The Winds of Change (Part 4): A Review of Rental and Royalty Regimes for Wind Development on Crown Lands: Options for Newfoundland and Labrador’s Economic Wind Policy

August 3, 2022

By: John Samms, Sadira Jan, Paul Kiley, Dave Randell, Alanna Waberski, and Jayna Green As we explained in our July 6, 2022 “Winds of Change” article, the announcement made by Minister Andrew Parsons on April…

Read More

Update on the Economic Mobility Program for Refugees (phase 2): The Economic Mobility Pathways Project (“EMPP”)

August 2, 2022

Included in Beyond the Border – July 2022 By Brittany Trafford; Fredericton   Brief Overview In an attempt to address the Canadian labour market shortages, the Economic Mobility Pathways Pilot (“EMPP”), was introduced in 2018.…

Read More

HR Best Practices When Employing Foreign Workers

July 29, 2022

Included in Beyond the Border – July 2022   By Brendan Sheridan; Halifax Canadian employers are increasingly relying on foreign workers to fill gaps in the labour market and to provide specialized skills. In 2020,…

Read More

Beneficial Ownership Registry Rules Come to New Brunswick

July 28, 2022

By Alanna Waberski, Graham Haynes and Maria Cummings On June 10, 2022, the Government of New Brunswick proclaimed into force Bill 95, which amends the Business Corporations Act (New Brunswick) (the “NBBCA”) to require corporations…

Read More

Recent trends in defined benefits pension plans – a review of public sector plans

July 28, 2022

Included in Discovery: Atlantic Education & the Law – Issue 10 Hannah Brison and Dante Manna Increased financial volatility caused by recent global events has caused public sector defined benefit (“DB”) pension plans to reflect…

Read More

Atlantic Canada offers immigration pathways for workers in Trucking, Health, Construction and Food Service Industries

July 27, 2022

Included in Beyond the Border – July 2022 By Sara Espinal Henao; Halifax It is a well-known fact that Atlantic Canada needs workers. In the aftermath of COVID-19, regional employers in the trucking, health, construction,…

Read More

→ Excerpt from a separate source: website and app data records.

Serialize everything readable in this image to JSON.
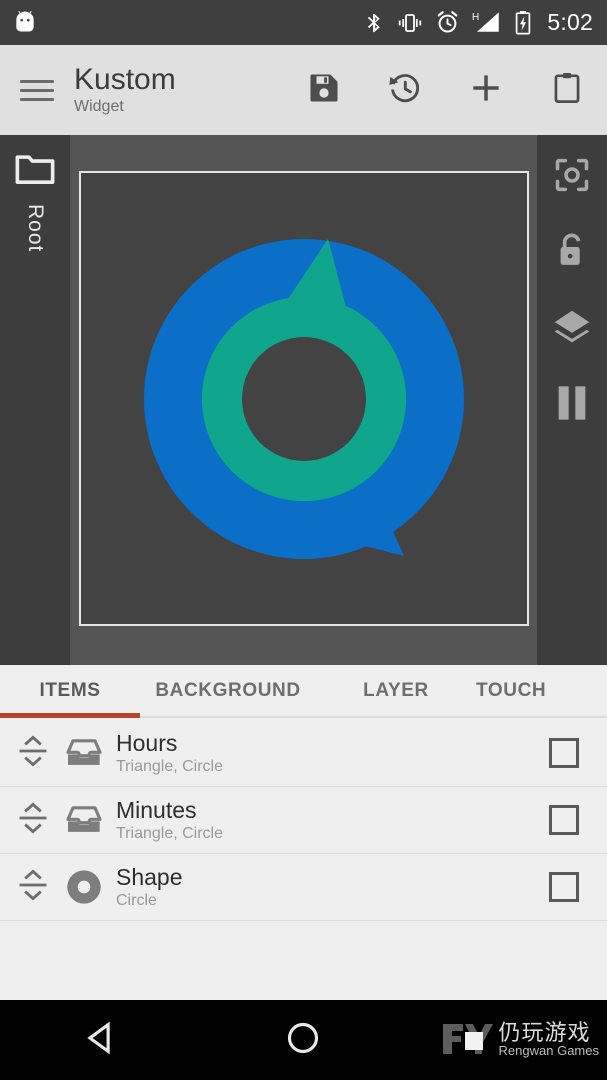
{
  "status_bar": {
    "notification_icon": "android-mascot-icon",
    "icons": [
      "bluetooth-icon",
      "vibrate-icon",
      "alarm-icon",
      "signal-icon",
      "battery-charging-icon"
    ],
    "network_type": "H",
    "time": "5:02",
    "background_color": "#3f3f3f"
  },
  "app_bar": {
    "menu_icon": "hamburger-menu-icon",
    "title": "Kustom",
    "subtitle": "Widget",
    "actions": [
      {
        "name": "save-button",
        "icon": "save-floppy-icon"
      },
      {
        "name": "history-button",
        "icon": "history-clock-icon"
      },
      {
        "name": "add-button",
        "icon": "plus-icon"
      },
      {
        "name": "clipboard-button",
        "icon": "clipboard-icon"
      }
    ],
    "background_color": "#e0e0e0"
  },
  "preview": {
    "left_rail": {
      "icon": "folder-icon",
      "label": "Root"
    },
    "right_rail": [
      {
        "name": "screenshot-button",
        "icon": "center-focus-icon"
      },
      {
        "name": "lock-button",
        "icon": "unlock-icon"
      },
      {
        "name": "layers-button",
        "icon": "layers-icon"
      },
      {
        "name": "pause-button",
        "icon": "pause-icon"
      }
    ],
    "canvas": {
      "background_color": "#434343",
      "border_color": "#e6e6e6",
      "shapes": [
        {
          "name": "hours-ring",
          "type": "circle-ring",
          "color": "#0b6fc8",
          "pointer": "triangle",
          "pointer_angle_deg": 130
        },
        {
          "name": "minutes-ring",
          "type": "circle-ring",
          "color": "#10a68d",
          "pointer": "triangle",
          "pointer_angle_deg": 0
        }
      ]
    }
  },
  "tabs": {
    "items": [
      {
        "label": "ITEMS",
        "active": true
      },
      {
        "label": "BACKGROUND",
        "active": false
      },
      {
        "label": "LAYER",
        "active": false
      },
      {
        "label": "TOUCH",
        "active": false
      }
    ],
    "indicator_color": "#b8472a"
  },
  "items_list": {
    "rows": [
      {
        "title": "Hours",
        "subtitle": "Triangle, Circle",
        "icon": "group-inbox-icon",
        "checked": false
      },
      {
        "title": "Minutes",
        "subtitle": "Triangle, Circle",
        "icon": "group-inbox-icon",
        "checked": false
      },
      {
        "title": "Shape",
        "subtitle": "Circle",
        "icon": "donut-shape-icon",
        "checked": false
      }
    ]
  },
  "nav_bar": {
    "buttons": [
      {
        "name": "back-button",
        "icon": "back-triangle-icon"
      },
      {
        "name": "home-button",
        "icon": "home-circle-icon"
      },
      {
        "name": "recents-button",
        "icon": "recents-icon"
      }
    ],
    "watermark": {
      "cn": "仍玩游戏",
      "en": "Rengwan Games"
    }
  }
}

The winds of change (part 3): Newfoundland and Labrador releases wind energy guidelines

July 27, 2022

By: John Samms, Matthew Craig, Dave Randell,  and Jayna Green On July 26, 2022 the Province of Newfoundland and Labrador (the “Province”) released “Guidelines: Nominating Crown Lands for Wind Energy Projects” (the “Guidelines”). Described as…

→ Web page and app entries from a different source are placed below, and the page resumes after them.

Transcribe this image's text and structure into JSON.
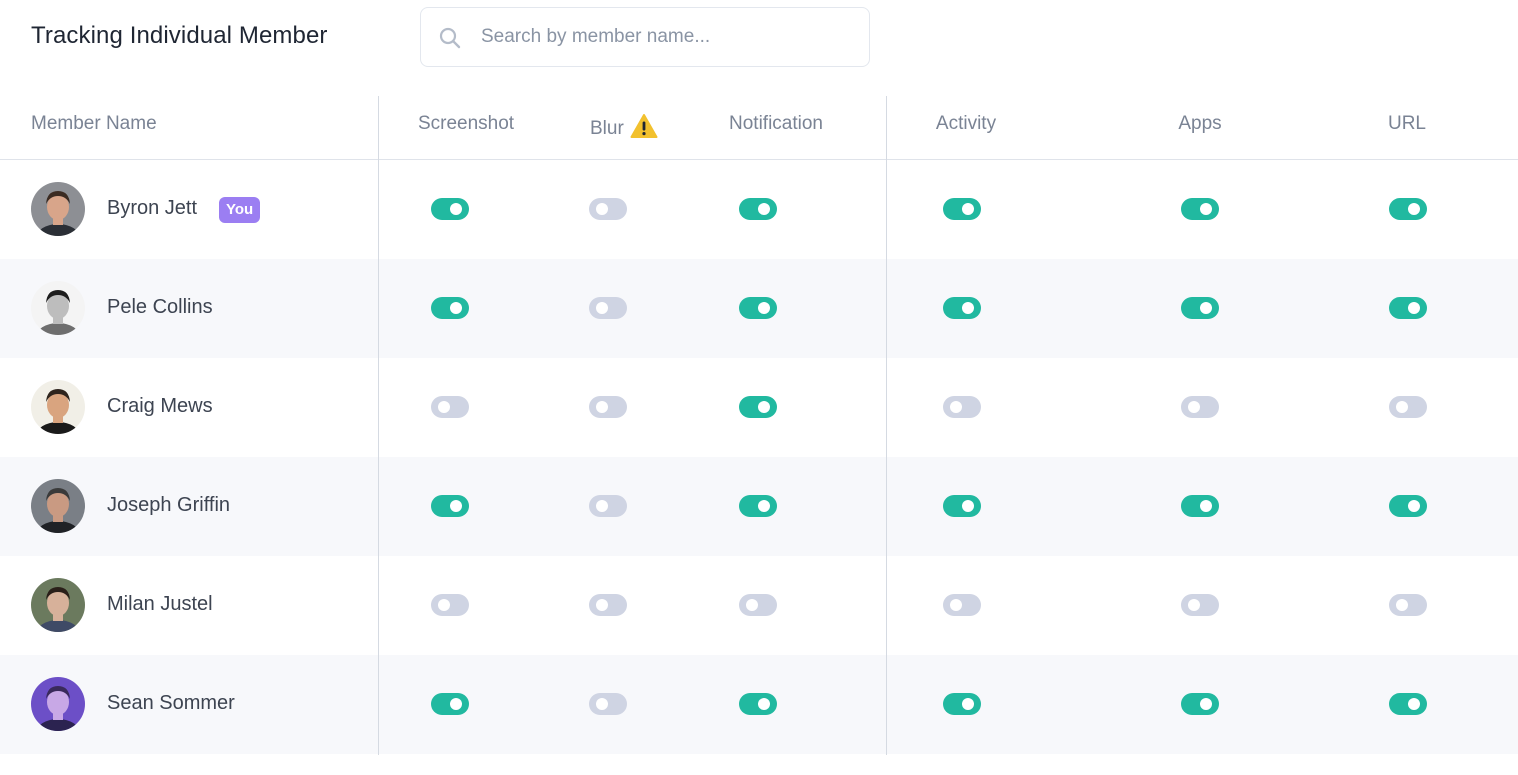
{
  "header": {
    "title": "Tracking Individual Member",
    "search_placeholder": "Search by member name...",
    "search_value": ""
  },
  "columns": [
    {
      "key": "member",
      "label": "Member Name"
    },
    {
      "key": "screenshot",
      "label": "Screenshot"
    },
    {
      "key": "blur",
      "label": "Blur",
      "icon": "warning-icon"
    },
    {
      "key": "notification",
      "label": "Notification"
    },
    {
      "key": "activity",
      "label": "Activity"
    },
    {
      "key": "apps",
      "label": "Apps"
    },
    {
      "key": "url",
      "label": "URL"
    }
  ],
  "you_badge": "You",
  "colors": {
    "toggle_on": "#21b9a0",
    "toggle_off": "#cfd4e3",
    "you_badge": "#9b7ef2",
    "warning": "#f2c12e"
  },
  "members": [
    {
      "name": "Byron Jett",
      "is_you": true,
      "avatar": "avatar-photo",
      "toggles": {
        "screenshot": true,
        "blur": false,
        "notification": true,
        "activity": true,
        "apps": true,
        "url": true
      }
    },
    {
      "name": "Pele Collins",
      "is_you": false,
      "avatar": "avatar-photo",
      "toggles": {
        "screenshot": true,
        "blur": false,
        "notification": true,
        "activity": true,
        "apps": true,
        "url": true
      }
    },
    {
      "name": "Craig Mews",
      "is_you": false,
      "avatar": "avatar-photo",
      "toggles": {
        "screenshot": false,
        "blur": false,
        "notification": true,
        "activity": false,
        "apps": false,
        "url": false
      }
    },
    {
      "name": "Joseph Griffin",
      "is_you": false,
      "avatar": "avatar-photo",
      "toggles": {
        "screenshot": true,
        "blur": false,
        "notification": true,
        "activity": true,
        "apps": true,
        "url": true
      }
    },
    {
      "name": "Milan Justel",
      "is_you": false,
      "avatar": "avatar-photo",
      "toggles": {
        "screenshot": false,
        "blur": false,
        "notification": false,
        "activity": false,
        "apps": false,
        "url": false
      }
    },
    {
      "name": "Sean Sommer",
      "is_you": false,
      "avatar": "avatar-photo",
      "toggles": {
        "screenshot": true,
        "blur": false,
        "notification": true,
        "activity": true,
        "apps": true,
        "url": true
      }
    }
  ]
}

Read More

Trends in tenure and promotion for unionized employers

July 25, 2022

Included in Discovery: Atlantic Education & the Law – Issue 10 By Kate Profit    Tenure is a well known and often discussed topic amongst academics. Viewed by unions as a cornerstone of modern universities,…

Read More

Car-Sharing Comes to PEI – Insurance Implications

July 22, 2022

Dalton McGuinty Jr. and Kegan Bradley On May 17th, 2022, Canada’s largest car-sharing company, Turo, brought their platform to Prince Edward Island. The service allows car owners (lessors) to lend out their vehicles to drivers…

Read More

Federal Government announces significant investments in Nova Scotian clean energy initiatives

July 21, 2022

Nancy Rubin & Tiegan Scott On July 21, 2022, the Federal government announced a new investment of up to $255 million for clean energy initiatives in Nova Scotia. The funds will be allocated in two…

Read More

Search Archive


Search
Generic filters

Scroll To Top